Just over a year after the third phase of NYSE’s Hybrid trading system went live, heralding the massive shift away from the floor and specialist trading, HP’s PR people contacted me this week with an announcement that the
Hybrid system is running on HP Non-stop and blade servers. This isn’t particularly newsworthy in its own right, but it did get me thinking about the challenges that NYSE Euronext is facing
within its US trading operations, and integrating its businesses and infrastructure on both sides of the Atlantic.
Reg NMS and the rise of other alternative trading venues have all driven NYSE’s market share in NYSE-listed trading down, even though market activity has seen its actual volumes increase.
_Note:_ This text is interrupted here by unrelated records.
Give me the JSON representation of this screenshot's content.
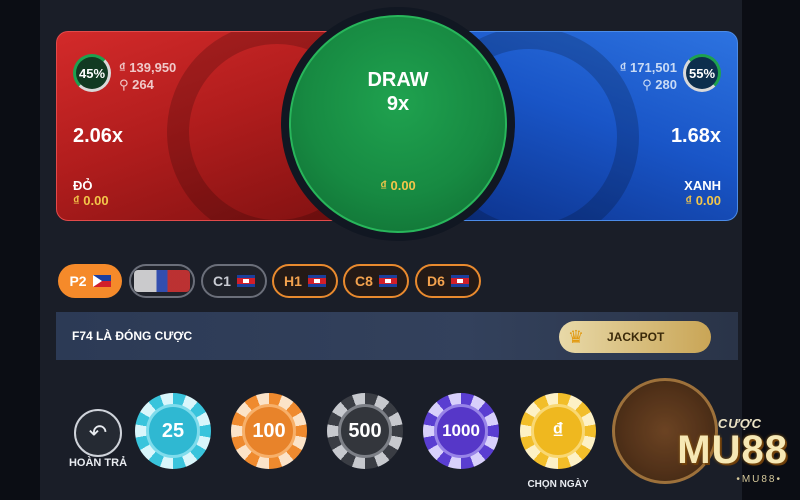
{
  "board": {
    "red": {
      "percent": "45%",
      "amount": "₫ 139,950",
      "players": "264",
      "multiplier": "2.06x",
      "label": "ĐỎ",
      "bet": "₫ 0.00"
    },
    "draw": {
      "title": "DRAW",
      "multiplier": "9x",
      "bet": "₫ 0.00"
    },
    "blue": {
      "percent": "55%",
      "amount": "₫ 171,501",
      "players": "280",
      "multiplier": "1.68x",
      "label": "XANH",
      "bet": "₫ 0.00"
    }
  },
  "history": [
    "P2",
    "",
    "C1",
    "H1",
    "C8",
    "D6"
  ],
  "status": {
    "text": "F74 LÀ ĐÓNG CƯỢC",
    "jackpot": "JACKPOT"
  },
  "chips": {
    "undo_label": "HOÀN TRẢ",
    "values": [
      "25",
      "100",
      "500",
      "1000"
    ],
    "custom_symbol": "₫",
    "custom_label": "CHỌN NGÀY"
  },
  "watermark": {
    "top": "CƯỢC",
    "main": "MU88",
    "sub": "•MU88•"
  }
}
And it’s currently having to run two US electronic exchange infrastructures
in NYSE Arca and the electronic component of its hybrid system. (Traders Magazine has a good article about the current state of NYSE's business
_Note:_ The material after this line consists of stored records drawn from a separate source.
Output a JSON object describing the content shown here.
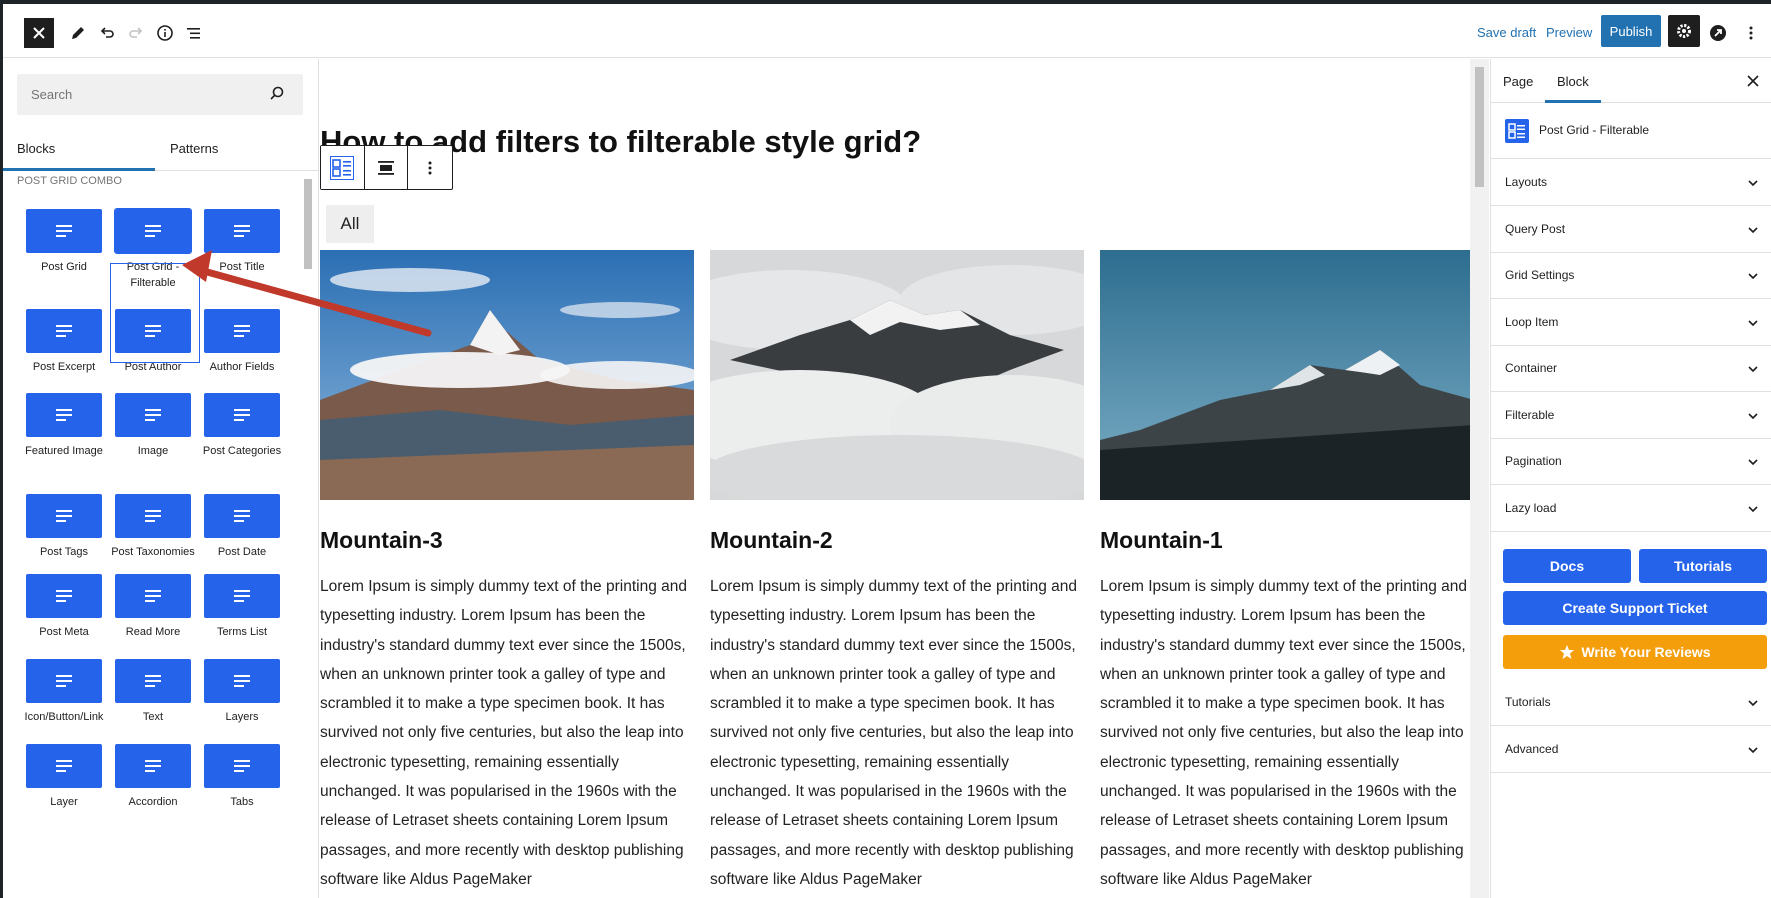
{
  "toolbar": {
    "close_icon": "close-icon",
    "save_draft": "Save draft",
    "preview": "Preview",
    "publish": "Publish"
  },
  "inserter": {
    "search_placeholder": "Search",
    "tabs": [
      "Blocks",
      "Patterns"
    ],
    "category": "POST GRID COMBO",
    "blocks": [
      {
        "label": "Post Grid",
        "icon": "grid-icon"
      },
      {
        "label": "Post Grid - Filterable",
        "icon": "grid-filter-icon"
      },
      {
        "label": "Post Title",
        "icon": "title-icon"
      },
      {
        "label": "Post Excerpt",
        "icon": "excerpt-icon"
      },
      {
        "label": "Post Author",
        "icon": "author-icon"
      },
      {
        "label": "Author Fields",
        "icon": "author-fields-icon"
      },
      {
        "label": "Featured Image",
        "icon": "image-icon"
      },
      {
        "label": "Image",
        "icon": "image-icon"
      },
      {
        "label": "Post Categories",
        "icon": "categories-icon"
      },
      {
        "label": "Post Tags",
        "icon": "tags-icon"
      },
      {
        "label": "Post Taxonomies",
        "icon": "taxonomies-icon"
      },
      {
        "label": "Post Date",
        "icon": "date-icon"
      },
      {
        "label": "Post Meta",
        "icon": "meta-icon"
      },
      {
        "label": "Read More",
        "icon": "read-more-icon"
      },
      {
        "label": "Terms List",
        "icon": "terms-icon"
      },
      {
        "label": "Icon/Button/Link",
        "icon": "shapes-icon"
      },
      {
        "label": "Text",
        "icon": "text-icon"
      },
      {
        "label": "Layers",
        "icon": "layers-icon"
      },
      {
        "label": "Layer",
        "icon": "layer-icon"
      },
      {
        "label": "Accordion",
        "icon": "accordion-icon"
      },
      {
        "label": "Tabs",
        "icon": "tabs-icon"
      }
    ]
  },
  "canvas": {
    "title": "How to add filters to filterable style grid?",
    "filter_all": "All",
    "cards": [
      {
        "title": "Mountain-3",
        "text": "Lorem Ipsum is simply dummy text of the printing and typesetting industry. Lorem Ipsum has been the industry's standard dummy text ever since the 1500s, when an unknown printer took a galley of type and scrambled it to make a type specimen book. It has survived not only five centuries, but also the leap into electronic typesetting, remaining essentially unchanged. It was popularised in the 1960s with the release of Letraset sheets containing Lorem Ipsum passages, and more recently with desktop publishing software like Aldus PageMaker"
      },
      {
        "title": "Mountain-2",
        "text": "Lorem Ipsum is simply dummy text of the printing and typesetting industry. Lorem Ipsum has been the industry's standard dummy text ever since the 1500s, when an unknown printer took a galley of type and scrambled it to make a type specimen book. It has survived not only five centuries, but also the leap into electronic typesetting, remaining essentially unchanged. It was popularised in the 1960s with the release of Letraset sheets containing Lorem Ipsum passages, and more recently with desktop publishing software like Aldus PageMaker"
      },
      {
        "title": "Mountain-1",
        "text": "Lorem Ipsum is simply dummy text of the printing and typesetting industry. Lorem Ipsum has been the industry's standard dummy text ever since the 1500s, when an unknown printer took a galley of type and scrambled it to make a type specimen book. It has survived not only five centuries, but also the leap into electronic typesetting, remaining essentially unchanged. It was popularised in the 1960s with the release of Letraset sheets containing Lorem Ipsum passages, and more recently with desktop publishing software like Aldus PageMaker"
      }
    ]
  },
  "settings": {
    "tabs": [
      "Page",
      "Block"
    ],
    "block_name": "Post Grid - Filterable",
    "panels": [
      "Layouts",
      "Query Post",
      "Grid Settings",
      "Loop Item",
      "Container",
      "Filterable",
      "Pagination",
      "Lazy load"
    ],
    "docs": "Docs",
    "tutorials_btn": "Tutorials",
    "support": "Create Support Ticket",
    "reviews": "Write Your Reviews",
    "panels_bottom": [
      "Tutorials",
      "Advanced"
    ]
  },
  "colors": {
    "accent": "#2271b1",
    "block_blue": "#2563eb",
    "orange": "#f59e0b",
    "annotation_red": "#c0392b"
  }
}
When the NYSE Euronext merger was announced last year, NYSE claimed in a filing that it would save US$455 million over the three years it said it would take to complete the integration (of NYSE, Arca and Euronext) and achieve its goal of a single cash and
derivatives trading platform operating across national borders and regulatory regimes.
Rubinow admits that the scale of such a project is ambitious. “But we don’t have a choice. If we don’t do it, the competition will.”
Originally the plan to integrate the three equities platforms (NYSE Arca and Hybrid, and Euronext’s NCS) and three derivatives platforms (Arca’s PCX Plus and OX, and Liffe Connect) called for using Euronext’s JV with Atos Origin as the outsourcing partner.
This made sense at the time as the JV owned the European trading platforms (with an eye to licensing them to third parties). But presumably now that
NYSE Euronext has bought Atos out of the JV and taken platform ownership and key people back in-house, it will find it easier to manage the complexities involved in bringing it all together.
The joint venture also sold its trading technology to other exhcanges, and this is something that NYSE Euronext will now use to develop closer partnerships with smaller markets around the world as it looks after licensing this technology to others itself.
But focusing on its own system performance and creating the planned global platform will be the main priorities for the NYSE Euronext IT teams. Steve mentioned a couple of interesting areas where the exchange is working with the vendor community to boost
the performance of its infrastructure:
In the area of high-speed server interconnects, the exchange is currently testing
Infiniband technology and will have that in live production very soon.
They are also investigating taking segments of code and embedding them in silicon, in field programmable data arrays. Some subsystems and segments of code could be made significantly faster using this approach. The exchange is taking the lead from the market
data vendors who have been working in this area, and looking at code within its own environment that is suitable for this.
As part of the integration project, it is engaged in a data centre consolidation programme that will take it from 6 to 2 in US, and 4 to 2 in Europe. As part of this, it has just begun work on a brand new greenfield data centre in the US after a lengthy
search to find a suitable location with the right power capacity and diversity of power sources, sufficient network capacity, physical room to expand, security and proximity to customers in the north-east United States.
The centre will be dedicated just to NYSE Euronext as its main secure facility, but it will continue to offer co-location services to clients in its other datacentre.